The dropping of the requirement to offer appointments of at least 10 minutes will be welcomed by many practices but may not make a lot of difference to how they can operate. Ms Dalziel points out it is being dropped, not because of any controversy or disagreement about its usefulness, but because it had become embedded in practice.

The opportunities to make changes will be limited as it is difficult to anticipate with any certainty which patients can be given shorter appointments. An area practices are seeing some improvements in is telephone consultations, which are often popular with patient and can save time. But the move away from a system of 10-minute appointments, based on two sessions a day, and nurse-led clinics is a significant change in how patients are managed within general practice.

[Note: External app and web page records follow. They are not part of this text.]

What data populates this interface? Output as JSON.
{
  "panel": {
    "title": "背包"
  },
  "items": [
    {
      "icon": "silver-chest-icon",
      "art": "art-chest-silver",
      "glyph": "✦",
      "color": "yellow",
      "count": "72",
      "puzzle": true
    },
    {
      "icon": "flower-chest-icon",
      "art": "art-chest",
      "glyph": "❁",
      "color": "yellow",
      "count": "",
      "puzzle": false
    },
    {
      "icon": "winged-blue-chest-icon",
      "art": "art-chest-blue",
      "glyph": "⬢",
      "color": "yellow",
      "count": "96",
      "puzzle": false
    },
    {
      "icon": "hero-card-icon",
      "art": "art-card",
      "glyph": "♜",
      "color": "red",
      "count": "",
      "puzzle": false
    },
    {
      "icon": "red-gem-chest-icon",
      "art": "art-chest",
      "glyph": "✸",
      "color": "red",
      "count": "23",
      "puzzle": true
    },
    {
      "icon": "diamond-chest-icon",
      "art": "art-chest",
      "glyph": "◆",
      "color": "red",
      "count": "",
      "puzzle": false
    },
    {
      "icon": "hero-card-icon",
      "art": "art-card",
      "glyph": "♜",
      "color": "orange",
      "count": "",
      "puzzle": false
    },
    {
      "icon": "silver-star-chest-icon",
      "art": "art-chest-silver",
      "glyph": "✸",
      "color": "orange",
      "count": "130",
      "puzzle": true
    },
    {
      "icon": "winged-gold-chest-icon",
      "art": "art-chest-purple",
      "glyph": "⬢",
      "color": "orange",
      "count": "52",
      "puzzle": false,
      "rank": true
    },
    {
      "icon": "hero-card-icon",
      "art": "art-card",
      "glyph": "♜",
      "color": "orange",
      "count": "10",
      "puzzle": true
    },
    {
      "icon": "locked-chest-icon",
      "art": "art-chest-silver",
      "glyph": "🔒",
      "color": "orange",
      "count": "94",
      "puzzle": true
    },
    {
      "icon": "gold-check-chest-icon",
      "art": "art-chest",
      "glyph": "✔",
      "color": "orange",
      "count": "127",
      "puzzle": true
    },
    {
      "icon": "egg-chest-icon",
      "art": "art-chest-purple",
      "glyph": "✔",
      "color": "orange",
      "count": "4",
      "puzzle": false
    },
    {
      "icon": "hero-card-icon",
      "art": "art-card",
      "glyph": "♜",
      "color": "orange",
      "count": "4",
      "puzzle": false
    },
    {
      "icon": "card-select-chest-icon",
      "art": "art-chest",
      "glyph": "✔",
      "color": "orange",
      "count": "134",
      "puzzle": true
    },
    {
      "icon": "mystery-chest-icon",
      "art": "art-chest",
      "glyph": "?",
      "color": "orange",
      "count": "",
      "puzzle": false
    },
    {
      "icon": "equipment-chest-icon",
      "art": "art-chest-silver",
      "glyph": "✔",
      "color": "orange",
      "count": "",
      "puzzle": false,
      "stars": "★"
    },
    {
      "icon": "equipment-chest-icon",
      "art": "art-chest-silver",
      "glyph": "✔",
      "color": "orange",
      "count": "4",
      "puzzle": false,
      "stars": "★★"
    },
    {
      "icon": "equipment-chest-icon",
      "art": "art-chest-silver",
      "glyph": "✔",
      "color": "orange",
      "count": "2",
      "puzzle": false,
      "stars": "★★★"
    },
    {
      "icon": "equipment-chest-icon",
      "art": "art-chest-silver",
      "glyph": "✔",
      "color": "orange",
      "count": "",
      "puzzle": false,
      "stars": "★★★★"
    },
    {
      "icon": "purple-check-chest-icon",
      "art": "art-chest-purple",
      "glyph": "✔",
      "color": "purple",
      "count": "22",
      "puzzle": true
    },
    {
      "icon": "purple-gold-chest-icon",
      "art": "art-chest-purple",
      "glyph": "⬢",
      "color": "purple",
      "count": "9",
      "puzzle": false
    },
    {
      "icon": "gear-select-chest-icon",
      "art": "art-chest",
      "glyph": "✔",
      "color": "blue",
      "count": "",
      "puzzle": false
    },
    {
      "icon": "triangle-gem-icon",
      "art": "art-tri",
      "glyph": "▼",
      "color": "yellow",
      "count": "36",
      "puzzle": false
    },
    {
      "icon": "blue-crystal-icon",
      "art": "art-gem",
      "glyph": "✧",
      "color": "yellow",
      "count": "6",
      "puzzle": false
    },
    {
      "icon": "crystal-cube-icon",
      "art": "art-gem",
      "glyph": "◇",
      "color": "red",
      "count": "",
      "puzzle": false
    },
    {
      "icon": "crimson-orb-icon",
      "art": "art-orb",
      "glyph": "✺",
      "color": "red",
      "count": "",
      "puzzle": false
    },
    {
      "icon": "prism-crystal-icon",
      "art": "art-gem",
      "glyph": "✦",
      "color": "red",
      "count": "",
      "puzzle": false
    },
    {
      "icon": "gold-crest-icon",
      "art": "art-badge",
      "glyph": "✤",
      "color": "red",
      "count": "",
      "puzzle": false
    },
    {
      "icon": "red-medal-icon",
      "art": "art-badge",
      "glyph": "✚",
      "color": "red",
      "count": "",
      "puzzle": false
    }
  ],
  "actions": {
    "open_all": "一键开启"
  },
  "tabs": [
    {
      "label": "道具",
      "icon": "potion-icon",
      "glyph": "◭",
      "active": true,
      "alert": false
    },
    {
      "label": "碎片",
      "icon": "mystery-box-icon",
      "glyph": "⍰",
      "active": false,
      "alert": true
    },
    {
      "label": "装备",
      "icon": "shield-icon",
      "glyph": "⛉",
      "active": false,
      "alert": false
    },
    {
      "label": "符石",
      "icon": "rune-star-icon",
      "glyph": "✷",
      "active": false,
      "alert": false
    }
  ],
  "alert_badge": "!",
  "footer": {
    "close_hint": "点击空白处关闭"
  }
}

Mr Nurden suggests that what could emerge is a system of multi-disciplinary clinics where a GP leads a team which will assess patients (who are increasingly likely to have multiple co-morbidities). Appointments for this sort of patient may need to be longer than 10 minutes and end with advice on self-care.  

So what will be the overall impact? Mr Nurden feels the changes are generally for the better and should improve care for elderly vulnerable patients who may be a group who lose out at the moment. This may be as simple as ensuring they can book appointments – they do tend to be quite stoic and won’t push to see the GP like some other patients, he says. The new enhanced service requires practices to offer same-day telephone consultation for high-risk patients, and also allow other healthcare practitioners swift access to the practice to support decisions on admissions. 

‘It does mean that we need to manage access differently and make sure we care for the right people,’ he says.  

However, Ms Dalziel says practices may want to monitor what percentage of over-75s do manage to see ‘their’ GP rather than another member of the team.  

Ray Guy, a practice manager in Liverpool and an executive member of the National Association of Primary Care, says putting more money into the global sum will allow practices to invest because they can take a longer-term perspective. He believes practices will look at having more doctors and also triage nurses (who may be practice nurses given additional training), and will open additional hours. “Proper investment in general practice is key to the improvement of the health service,” he says.

Dr Dixon believes that practices will go “back to the future” with elderly patients having one person responsible for their care. “Some [of QOF] was inappropriate, some was over complicated and all of it was eroding our professionalism,” he says. “It is a signal for the future in terms of less biomedical tick-boxing and a return to continuity of care.”

But the changes will also need to work for hard-pressed practices – and one concern for GPs is that income will need to be maintained. The removal of many of the indicators will reduce work for practices with the income being partly replaced by the increased amount going into the global sum. In order to ensure their income is kept up practices will have to focus their efforts on making sure they meet new requirements, such as the enhanced service around emergency admissions.